Follow Us:

Caged Parrot Chained

The CBI no longer will be able to pursue any investigation in these two States without prior consent of their governments respectively.

Editorial |

The Central Bureau of Investigation was aptly described as a ‘ caged parrot ’. The governments of Andhra Pradesh and West Bengal put the CBI in chains last week by withdrawing ‘general consent’ to the much-maligned agency and made it persona non grata in their respective States. The CBI no longer will be able to pursue any investigation in these two States without prior consent of their governments respectively. It will be tempting for other State governments to follow suit and keep the CBI out of bounds.

India being a Union of States, weakening federalism would pose a threat to the unity of the nation. In spite of the shortcomings of the CBI and its misuse by successive Union governments since independence, an investigation agency with nationwide jurisdiction is a must to maintain the federal structure.

Unfortunately, the CBI was established under the Delhi Special Police Establishment Act unlike the National Investigating Agency set up under an Act of Parliament. It is mandatory for the CBI to seek consent of a State government for conducting any investigation in that State. The CBI has jurisdiction only over Central government departments and employees to investigate cases involving corruption.

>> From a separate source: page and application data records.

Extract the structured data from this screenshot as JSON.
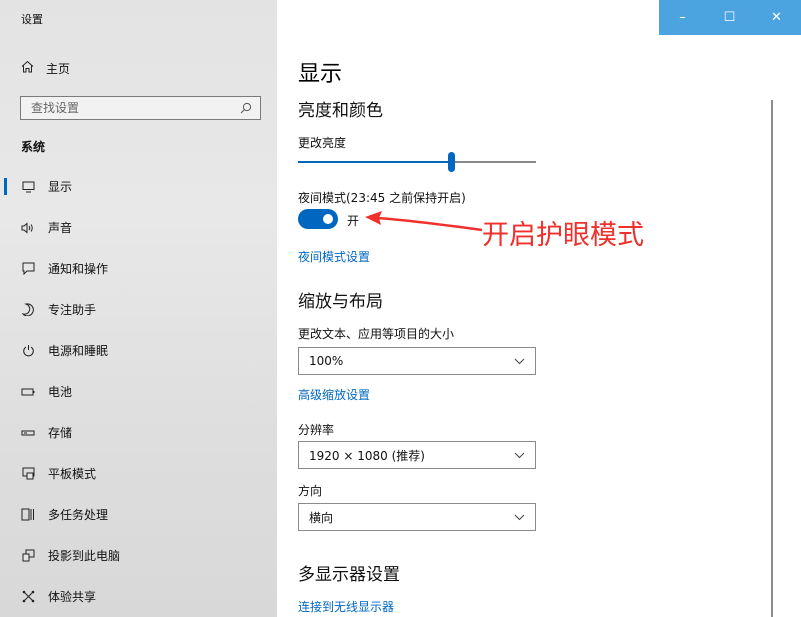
{
  "window": {
    "title": "设置",
    "controls": {
      "minimize": "–",
      "maximize": "☐",
      "close": "✕"
    },
    "titlebar_color": "#4ba3e0"
  },
  "sidebar": {
    "home_label": "主页",
    "search": {
      "placeholder": "查找设置"
    },
    "section_title": "系统",
    "items": [
      {
        "label": "显示",
        "icon": "monitor-icon",
        "active": true
      },
      {
        "label": "声音",
        "icon": "speaker-icon"
      },
      {
        "label": "通知和操作",
        "icon": "notification-icon"
      },
      {
        "label": "专注助手",
        "icon": "moon-icon"
      },
      {
        "label": "电源和睡眠",
        "icon": "power-icon"
      },
      {
        "label": "电池",
        "icon": "battery-icon"
      },
      {
        "label": "存储",
        "icon": "storage-icon"
      },
      {
        "label": "平板模式",
        "icon": "tablet-icon"
      },
      {
        "label": "多任务处理",
        "icon": "multitask-icon"
      },
      {
        "label": "投影到此电脑",
        "icon": "project-icon"
      },
      {
        "label": "体验共享",
        "icon": "share-icon"
      }
    ]
  },
  "main": {
    "title": "显示",
    "brightness_section": {
      "heading": "亮度和颜色",
      "brightness_label": "更改亮度",
      "brightness_level": 0.65,
      "night_light_label": "夜间模式(23:45 之前保持开启)",
      "night_light_state": "开",
      "night_light_on": true,
      "night_light_settings_link": "夜间模式设置"
    },
    "annotation": "开启护眼模式",
    "scale_section": {
      "heading": "缩放与布局",
      "scale_label": "更改文本、应用等项目的大小",
      "scale_value": "100%",
      "advanced_scale_link": "高级缩放设置",
      "resolution_label": "分辨率",
      "resolution_value": "1920 × 1080 (推荐)",
      "orientation_label": "方向",
      "orientation_value": "横向"
    },
    "multi_display": {
      "heading": "多显示器设置",
      "wireless_link": "连接到无线显示器"
    }
  },
  "colors": {
    "accent": "#0067c0",
    "annotation": "#f0302c"
  }
}
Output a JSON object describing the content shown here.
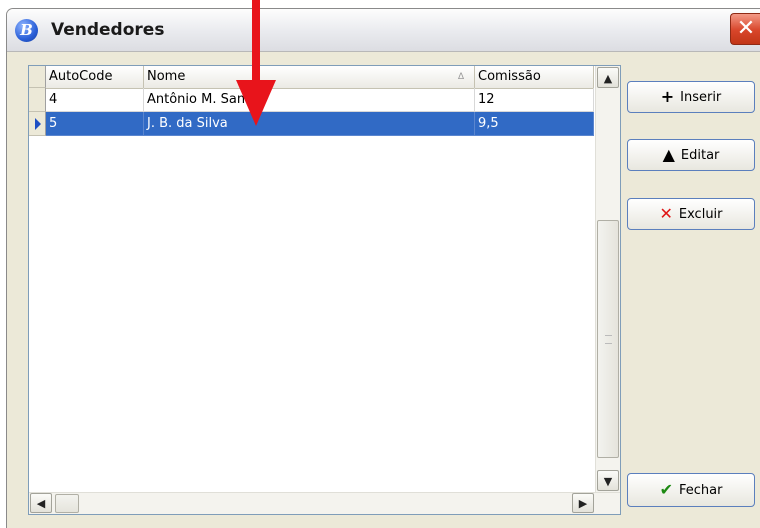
{
  "window": {
    "title": "Vendedores",
    "app_icon_letter": "B",
    "close_symbol": "✕"
  },
  "grid": {
    "columns": [
      {
        "label": "AutoCode"
      },
      {
        "label": "Nome",
        "sort_indicator": "∆"
      },
      {
        "label": "Comissão"
      }
    ],
    "rows": [
      {
        "autocode": "4",
        "nome": "Antônio M. Santos",
        "comissao": "12",
        "selected": false
      },
      {
        "autocode": "5",
        "nome": "J. B. da Silva",
        "comissao": "9,5",
        "selected": true
      }
    ]
  },
  "scrollbars": {
    "up": "▲",
    "down": "▼",
    "left": "◀",
    "right": "▶"
  },
  "buttons": {
    "inserir": {
      "icon": "+",
      "label": "Inserir"
    },
    "editar": {
      "icon": "▲",
      "label": "Editar"
    },
    "excluir": {
      "icon": "✕",
      "label": "Excluir"
    },
    "fechar": {
      "icon": "✔",
      "label": "Fechar"
    }
  },
  "colors": {
    "selection": "#316ac5",
    "annotation_arrow": "#e8141b"
  }
}
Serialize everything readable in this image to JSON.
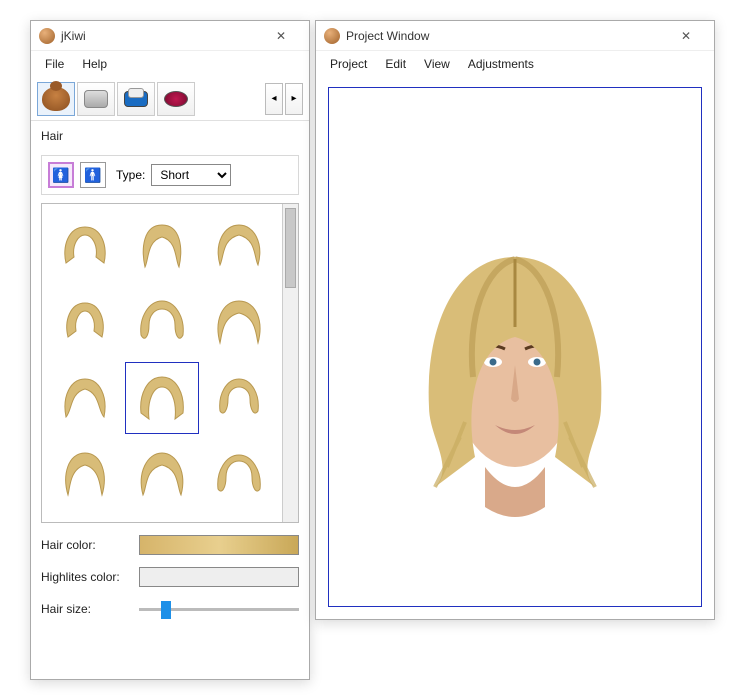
{
  "left_window": {
    "title": "jKiwi",
    "menu": [
      "File",
      "Help"
    ],
    "toolbar": {
      "tabs": [
        "hair",
        "face-cream",
        "eyeshadow",
        "blush"
      ],
      "active_index": 0
    },
    "section_label": "Hair",
    "gender": {
      "female_active": true
    },
    "type": {
      "label": "Type:",
      "selected": "Short",
      "options": [
        "Short"
      ]
    },
    "thumbs": {
      "count": 12,
      "selected_index": 7
    },
    "hair_color_label": "Hair color:",
    "highlites_label": "Highlites color:",
    "hair_size_label": "Hair size:",
    "slider_percent": 14
  },
  "right_window": {
    "title": "Project Window",
    "menu": [
      "Project",
      "Edit",
      "View",
      "Adjustments"
    ]
  }
}
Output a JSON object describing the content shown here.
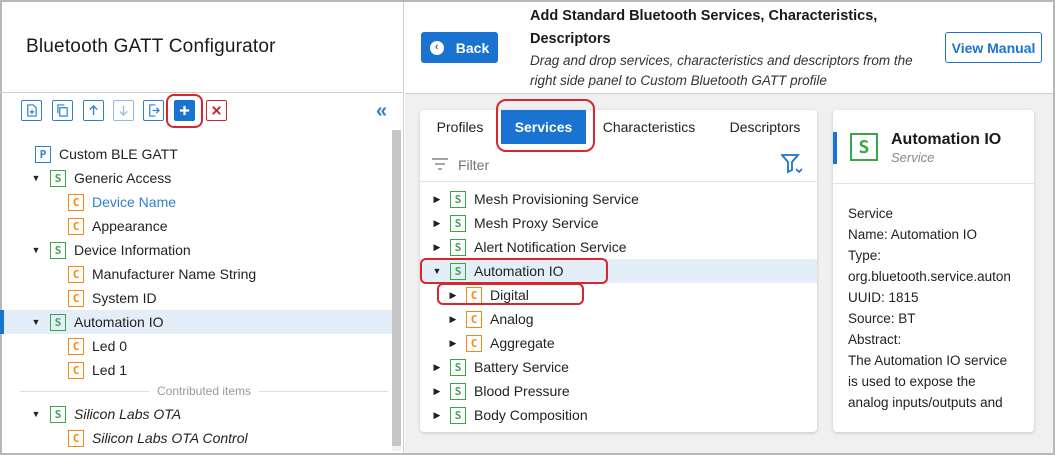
{
  "app": {
    "title": "Bluetooth GATT Configurator"
  },
  "toolbar": {
    "buttons": [
      {
        "name": "import-file-icon"
      },
      {
        "name": "copy-icon"
      },
      {
        "name": "arrow-up-icon"
      },
      {
        "name": "arrow-down-icon"
      },
      {
        "name": "export-icon"
      },
      {
        "name": "plus-icon"
      },
      {
        "name": "delete-icon"
      }
    ],
    "collapse_icon": "«",
    "colors": {
      "accent": "#1a73d0",
      "danger": "#c9272f",
      "highlight": "#d8262e"
    }
  },
  "tree": {
    "items": [
      {
        "label": "Custom BLE GATT",
        "badge": "P",
        "level": 0,
        "expanded": null
      },
      {
        "label": "Generic Access",
        "badge": "S",
        "level": 1,
        "expanded": true
      },
      {
        "label": "Device Name",
        "badge": "C",
        "level": 2,
        "style": "link"
      },
      {
        "label": "Appearance",
        "badge": "C",
        "level": 2
      },
      {
        "label": "Device Information",
        "badge": "S",
        "level": 1,
        "expanded": true
      },
      {
        "label": "Manufacturer Name String",
        "badge": "C",
        "level": 2
      },
      {
        "label": "System ID",
        "badge": "C",
        "level": 2
      },
      {
        "label": "Automation IO",
        "badge": "S",
        "level": 1,
        "expanded": true,
        "selected": true
      },
      {
        "label": "Led 0",
        "badge": "C",
        "level": 2
      },
      {
        "label": "Led 1",
        "badge": "C",
        "level": 2
      },
      {
        "label": "Silicon Labs OTA",
        "badge": "S",
        "level": 1,
        "expanded": true,
        "style": "italic"
      },
      {
        "label": "Silicon Labs OTA Control",
        "badge": "C",
        "level": 2,
        "style": "italic"
      }
    ],
    "contributed_label": "Contributed items"
  },
  "header": {
    "back_label": "Back",
    "title": "Add Standard Bluetooth Services, Characteristics, Descriptors",
    "subtitle": "Drag and drop services, characteristics and descriptors from the right side panel to Custom Bluetooth GATT profile",
    "view_manual_label": "View Manual"
  },
  "tabs": [
    {
      "label": "Profiles",
      "active": false
    },
    {
      "label": "Services",
      "active": true
    },
    {
      "label": "Characteristics",
      "active": false
    },
    {
      "label": "Descriptors",
      "active": false
    }
  ],
  "filter": {
    "placeholder": "Filter"
  },
  "services": [
    {
      "label": "Mesh Provisioning Service",
      "badge": "S",
      "level": 0,
      "expanded": false
    },
    {
      "label": "Mesh Proxy Service",
      "badge": "S",
      "level": 0,
      "expanded": false
    },
    {
      "label": "Alert Notification Service",
      "badge": "S",
      "level": 0,
      "expanded": false
    },
    {
      "label": "Automation IO",
      "badge": "S",
      "level": 0,
      "expanded": true,
      "selected": true
    },
    {
      "label": "Digital",
      "badge": "C",
      "level": 1,
      "expanded": false
    },
    {
      "label": "Analog",
      "badge": "C",
      "level": 1,
      "expanded": false
    },
    {
      "label": "Aggregate",
      "badge": "C",
      "level": 1,
      "expanded": false
    },
    {
      "label": "Battery Service",
      "badge": "S",
      "level": 0,
      "expanded": false
    },
    {
      "label": "Blood Pressure",
      "badge": "S",
      "level": 0,
      "expanded": false
    },
    {
      "label": "Body Composition",
      "badge": "S",
      "level": 0,
      "expanded": false
    }
  ],
  "detail": {
    "badge": "S",
    "name": "Automation IO",
    "type": "Service",
    "lines": [
      "Service",
      "Name: Automation IO",
      "Type:",
      "org.bluetooth.service.auton",
      "UUID: 1815",
      "Source: BT",
      "Abstract:",
      "The Automation IO service",
      "is used to expose the",
      "analog inputs/outputs and"
    ]
  }
}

In order to investigate violent crimes in a given State it should obtain consent of that State government. A government order (No. 176) issued by the Andhra Pradesh Home Department by Principal Secretary AR Anuradha states: “In exercise of Power conferred by Section 6 of the Delhi Special Police Establishment Act, 1946, the government hereby withdraws all general consent accorded on 3 August 2018 to all members of the Delhi Special Police Department to exercise the powers and jurisdiction under the said Act in the State of Andhra Pradesh.”

Section 6 of the Act says, “Nothing contained in Section 5 shall be deemed to enable any member of any Delhi Special Police Establishment to exercise powers and jurisdiction in any area in a State not being a Union Territory or Railway area, without the consent of the government of that State.” The CBI will still have the power to investigate old cases registered when general consent existed. The Chandrababu Naidu government till recently, to be precise till it was a part of the BJP-led National Democratic Alliance government headed by Prime Minister Narendra Modi, thought it appropriate to give general consent to the CBI.

The only reason for the sudden change in policy is the souring of relationship between the BJP and the Telugu Desam Party. According to an order of the Delhi High Court dated 11 October, the CBI can still investigate any one in Andhra Pradesh and Bengal by registering the case in Delhi. But the CBI needs to refurbish its image.